This is following a Monday New Yorker piece which cited accounts of four women who collectively claimed Eric Schneiderman choked, slapped and spit on them. Two of the women are named, and were, at different times, in romantic relationships with Schneiderman.
Schneiderman resigned late Monday under pressure from Governor Cuomo and other elected officials. He later tweeted, “In the privacy of intimate relationships, I have engaged in role-playing and other consensual sexual activity. I have not assaulted anyone. I have never engaged in non-consensual sex, which is a line I would not cross.”
Schneiderman’s defense has similarities to the one used by Canadian broadcaster Jian Ghomeshi, whose program “Q” was carried by KPCC until assault allegations against him from three women. Ghomeshi was tried and acquitted. He’s now a podcast host.
How does the defense of consensual rough sex play out in court? And how is consent for “rough sex” usually negotiated in a safe way in the bondage, discipline, dominance and submission (BDSM) community?
Ambrosio Rodriguez, former prosecutor and criminal defense attorney; he led the sex crimes team in the Riverside County D.A.’s office
Julie Fennell, associate professor of sociology at Gallaudet University in Washington, D.C., where her research includes gender, sexuality, and BDSM and nonmonogamy subcultures; she is also a member of the Washington, D.C. BDSM community and has a blog called “Slut, Ph.D.”

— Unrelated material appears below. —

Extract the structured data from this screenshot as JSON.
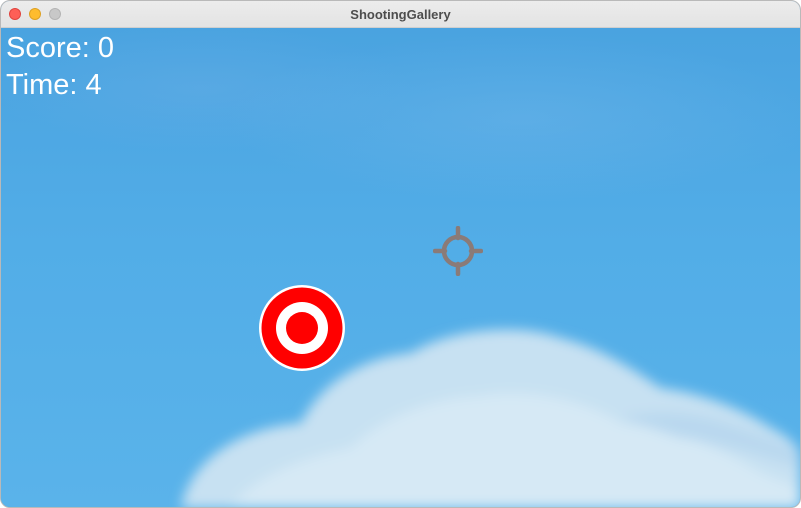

Domina Elle, a dominatrix for 20 years and board member of the non-profit Erotic Service Providers Legal, Education, and Research Project (ESPLERP); she’s based in Denver, Colorado